A ceremony of this scale was not unusual. People would cover us in petals, give us necklaces made with potatoes, present us with gifts and break vases of chicha on our completed projects. Each of these events was a victory of sorts. After months or years of labor by Mano a Mano and by the communities, a project would finally be complete. We’d attend a ceremony, have a meal and drink a couple beers.
Then, we’d go back to Cochabamba for more 5 a.m. wake-ups and nights at the warehouse well past midnight.
Mano a Mano hasn’t stopped constantly working for 22 years. The dedication of the people that I met was the most impressive aspect of being with the NGO. It was never about us. Growing up, I was used to – and expected – praise for my accomplishments.
Mano a Mano hasn’t stopped constantly working for 22 years. The dedication of the people that I met was the most impressive aspect of being with the NGO.
When I was in Bolivia, this was different. Working late into the night was the expectation, simply because there was always more work to do. One way or another, it always needed to be finished. There will always be more work for Mano a Mano.
During my last few weeks in Cochabamba, I was going crazy with anticipation. I was terribly homesick, and I wanted to go back to Brookline.
I don’t intend anything negative toward Mano a Mano by feeling that way. I had spent a lot of my time in Bolivia feeling very isolated – I had never lived on my own before, and I didn’t have anybody my age there after the Oxford volunteers left.
When I started my long journey home, I felt relief, but bittersweet as well. I had a 10-hour bus ride to Santa Cruz and 16 hours on planes or in airports to think about my three months and to think about what I was going back to.
In the early morning of October 26, I saw my parents at Logan International Airport in Boston. In the subsequent weeks, my glee at returning changed into something different. I sometimes feel now like it’s all gone, like those three months have been put up on a shelf indefinitely.
But then, I see one of thousands of pictures I took in Bolivia. I recall the taste of a salteña, or I picture a sunset at the C.E.A. I envision a smile on one of countless Quechua children that I saw playing soccer.

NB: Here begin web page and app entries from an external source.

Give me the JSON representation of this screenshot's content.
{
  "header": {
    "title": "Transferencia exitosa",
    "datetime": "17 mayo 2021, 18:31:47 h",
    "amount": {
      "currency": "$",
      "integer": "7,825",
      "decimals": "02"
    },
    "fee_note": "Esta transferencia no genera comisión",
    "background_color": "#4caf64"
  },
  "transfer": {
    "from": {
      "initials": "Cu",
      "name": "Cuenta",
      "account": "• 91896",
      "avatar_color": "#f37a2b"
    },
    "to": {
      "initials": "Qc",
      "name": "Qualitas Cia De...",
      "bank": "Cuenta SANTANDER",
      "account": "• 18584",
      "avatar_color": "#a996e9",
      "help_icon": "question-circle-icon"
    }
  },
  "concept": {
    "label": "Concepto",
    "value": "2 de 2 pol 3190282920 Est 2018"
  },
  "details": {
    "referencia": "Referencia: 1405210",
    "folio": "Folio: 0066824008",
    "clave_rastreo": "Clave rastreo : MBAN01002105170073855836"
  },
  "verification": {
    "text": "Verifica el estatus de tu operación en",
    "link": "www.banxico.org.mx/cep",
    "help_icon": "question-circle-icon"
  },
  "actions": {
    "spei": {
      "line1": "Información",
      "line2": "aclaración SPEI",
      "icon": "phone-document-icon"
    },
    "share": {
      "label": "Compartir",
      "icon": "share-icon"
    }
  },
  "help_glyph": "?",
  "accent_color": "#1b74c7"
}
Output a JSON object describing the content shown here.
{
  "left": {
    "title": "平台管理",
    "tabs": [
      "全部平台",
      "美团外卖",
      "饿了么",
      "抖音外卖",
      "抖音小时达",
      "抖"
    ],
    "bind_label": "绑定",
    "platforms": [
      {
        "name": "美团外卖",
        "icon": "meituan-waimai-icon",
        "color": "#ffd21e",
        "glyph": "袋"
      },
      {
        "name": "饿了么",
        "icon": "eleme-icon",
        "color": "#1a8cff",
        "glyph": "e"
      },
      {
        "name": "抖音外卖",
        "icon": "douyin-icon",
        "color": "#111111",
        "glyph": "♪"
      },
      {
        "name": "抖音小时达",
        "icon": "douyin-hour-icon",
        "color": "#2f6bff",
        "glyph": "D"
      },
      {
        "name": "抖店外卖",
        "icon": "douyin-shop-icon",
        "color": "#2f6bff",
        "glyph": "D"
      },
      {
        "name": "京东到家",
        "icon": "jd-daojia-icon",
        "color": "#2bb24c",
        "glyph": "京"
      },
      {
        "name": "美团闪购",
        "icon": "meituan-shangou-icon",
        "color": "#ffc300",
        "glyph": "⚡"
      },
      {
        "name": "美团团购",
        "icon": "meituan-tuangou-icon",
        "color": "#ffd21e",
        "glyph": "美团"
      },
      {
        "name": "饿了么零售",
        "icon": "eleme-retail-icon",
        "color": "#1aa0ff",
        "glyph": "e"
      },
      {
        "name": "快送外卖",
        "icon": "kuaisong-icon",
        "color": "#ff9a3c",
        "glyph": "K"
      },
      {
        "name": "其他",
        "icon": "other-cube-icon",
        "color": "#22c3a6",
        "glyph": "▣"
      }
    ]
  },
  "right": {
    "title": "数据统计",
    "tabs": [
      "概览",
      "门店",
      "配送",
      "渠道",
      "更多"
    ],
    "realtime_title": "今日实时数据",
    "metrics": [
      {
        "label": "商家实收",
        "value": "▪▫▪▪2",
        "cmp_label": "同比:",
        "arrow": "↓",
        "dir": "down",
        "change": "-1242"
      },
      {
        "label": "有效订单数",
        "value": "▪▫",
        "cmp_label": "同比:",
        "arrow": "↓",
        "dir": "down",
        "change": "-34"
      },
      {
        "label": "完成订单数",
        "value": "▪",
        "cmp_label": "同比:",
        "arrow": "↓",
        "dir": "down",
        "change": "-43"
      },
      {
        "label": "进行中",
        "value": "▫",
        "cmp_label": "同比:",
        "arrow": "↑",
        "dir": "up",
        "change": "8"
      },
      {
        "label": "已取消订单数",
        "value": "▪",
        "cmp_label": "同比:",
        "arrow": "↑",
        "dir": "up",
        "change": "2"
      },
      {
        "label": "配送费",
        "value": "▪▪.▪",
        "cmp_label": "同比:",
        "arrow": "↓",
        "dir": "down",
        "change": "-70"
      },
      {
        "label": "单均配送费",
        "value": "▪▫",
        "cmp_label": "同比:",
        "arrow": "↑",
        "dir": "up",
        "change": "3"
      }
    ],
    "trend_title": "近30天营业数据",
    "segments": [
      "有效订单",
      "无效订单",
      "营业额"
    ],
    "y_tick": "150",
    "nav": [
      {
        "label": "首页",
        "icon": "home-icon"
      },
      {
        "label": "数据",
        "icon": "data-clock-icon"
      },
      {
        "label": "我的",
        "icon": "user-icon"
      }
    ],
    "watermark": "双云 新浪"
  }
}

I remember pausing to watch the sun rise over the Bolivian Andes on that dirt road, and I know that it was worth it.
Thank you to Mano a Mano for giving me this opportunity. I miss Bolivia every day, and I will never forget those three months.